What you need to do: Could you output the complete listing given below exactly?
*** Extracted material Section Begins ***
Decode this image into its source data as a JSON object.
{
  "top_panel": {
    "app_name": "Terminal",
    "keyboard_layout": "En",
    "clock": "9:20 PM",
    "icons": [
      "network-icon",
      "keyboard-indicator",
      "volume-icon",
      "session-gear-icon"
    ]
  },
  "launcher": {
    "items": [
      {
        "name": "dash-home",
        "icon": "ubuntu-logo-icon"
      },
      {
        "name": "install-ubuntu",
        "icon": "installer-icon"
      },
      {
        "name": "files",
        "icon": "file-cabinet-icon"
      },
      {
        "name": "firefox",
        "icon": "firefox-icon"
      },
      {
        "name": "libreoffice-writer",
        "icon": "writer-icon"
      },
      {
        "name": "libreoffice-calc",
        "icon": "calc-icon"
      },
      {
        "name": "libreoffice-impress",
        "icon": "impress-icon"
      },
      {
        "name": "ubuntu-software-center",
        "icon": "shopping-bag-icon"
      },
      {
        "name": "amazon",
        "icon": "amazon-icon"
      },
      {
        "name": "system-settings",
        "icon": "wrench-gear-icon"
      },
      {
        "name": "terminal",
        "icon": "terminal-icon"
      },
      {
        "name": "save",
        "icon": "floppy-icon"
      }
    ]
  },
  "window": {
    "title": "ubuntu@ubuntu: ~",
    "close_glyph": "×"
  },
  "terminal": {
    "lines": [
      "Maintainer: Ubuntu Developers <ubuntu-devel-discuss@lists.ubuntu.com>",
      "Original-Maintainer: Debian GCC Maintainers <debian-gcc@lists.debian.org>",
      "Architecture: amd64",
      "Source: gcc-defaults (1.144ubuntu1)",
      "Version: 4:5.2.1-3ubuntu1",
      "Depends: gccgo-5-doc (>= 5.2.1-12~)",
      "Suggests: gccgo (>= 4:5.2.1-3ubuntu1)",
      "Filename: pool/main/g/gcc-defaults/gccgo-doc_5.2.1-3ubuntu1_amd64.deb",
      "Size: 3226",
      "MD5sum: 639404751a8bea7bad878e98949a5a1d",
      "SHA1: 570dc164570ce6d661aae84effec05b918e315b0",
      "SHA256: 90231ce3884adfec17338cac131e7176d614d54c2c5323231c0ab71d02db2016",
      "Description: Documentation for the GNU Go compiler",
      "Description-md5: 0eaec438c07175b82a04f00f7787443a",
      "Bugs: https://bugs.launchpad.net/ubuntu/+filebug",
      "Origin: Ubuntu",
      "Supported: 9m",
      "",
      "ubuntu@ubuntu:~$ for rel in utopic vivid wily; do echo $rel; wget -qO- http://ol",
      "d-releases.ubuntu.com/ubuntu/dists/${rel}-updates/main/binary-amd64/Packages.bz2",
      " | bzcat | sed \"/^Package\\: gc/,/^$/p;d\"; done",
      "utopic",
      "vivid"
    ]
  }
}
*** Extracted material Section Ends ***
Answer to this exercise:
Decode this image into its source data as a JSON object.
{
  "top_panel": {
    "app_name": "Terminal",
    "keyboard_layout": "En",
    "clock": "9:20 PM",
    "icons": [
      "network-icon",
      "keyboard-indicator",
      "volume-icon",
      "session-gear-icon"
    ]
  },
  "launcher": {
    "items": [
      {
        "name": "dash-home",
        "icon": "ubuntu-logo-icon"
      },
      {
        "name": "install-ubuntu",
        "icon": "installer-icon"
      },
      {
        "name": "files",
        "icon": "file-cabinet-icon"
      },
      {
        "name": "firefox",
        "icon": "firefox-icon"
      },
      {
        "name": "libreoffice-writer",
        "icon": "writer-icon"
      },
      {
        "name": "libreoffice-calc",
        "icon": "calc-icon"
      },
      {
        "name": "libreoffice-impress",
        "icon": "impress-icon"
      },
      {
        "name": "ubuntu-software-center",
        "icon": "shopping-bag-icon"
      },
      {
        "name": "amazon",
        "icon": "amazon-icon"
      },
      {
        "name": "system-settings",
        "icon": "wrench-gear-icon"
      },
      {
        "name": "terminal",
        "icon": "terminal-icon"
      },
      {
        "name": "save",
        "icon": "floppy-icon"
      }
    ]
  },
  "window": {
    "title": "ubuntu@ubuntu: ~",
    "close_glyph": "×"
  },
  "terminal": {
    "lines": [
      "Maintainer: Ubuntu Developers <ubuntu-devel-discuss@lists.ubuntu.com>",
      "Original-Maintainer: Debian GCC Maintainers <debian-gcc@lists.debian.org>",
      "Architecture: amd64",
      "Source: gcc-defaults (1.144ubuntu1)",
      "Version: 4:5.2.1-3ubuntu1",
      "Depends: gccgo-5-doc (>= 5.2.1-12~)",
      "Suggests: gccgo (>= 4:5.2.1-3ubuntu1)",
      "Filename: pool/main/g/gcc-defaults/gccgo-doc_5.2.1-3ubuntu1_amd64.deb",
      "Size: 3226",
      "MD5sum: 639404751a8bea7bad878e98949a5a1d",
      "SHA1: 570dc164570ce6d661aae84effec05b918e315b0",
      "SHA256: 90231ce3884adfec17338cac131e7176d614d54c2c5323231c0ab71d02db2016",
      "Description: Documentation for the GNU Go compiler",
      "Description-md5: 0eaec438c07175b82a04f00f7787443a",
      "Bugs: https://bugs.launchpad.net/ubuntu/+filebug",
      "Origin: Ubuntu",
      "Supported: 9m",
      "",
      "ubuntu@ubuntu:~$ for rel in utopic vivid wily; do echo $rel; wget -qO- http://ol",
      "d-releases.ubuntu.com/ubuntu/dists/${rel}-updates/main/binary-amd64/Packages.bz2",
      " | bzcat | sed \"/^Package\\: gc/,/^$/p;d\"; done",
      "utopic",
      "vivid"
    ]
  }
}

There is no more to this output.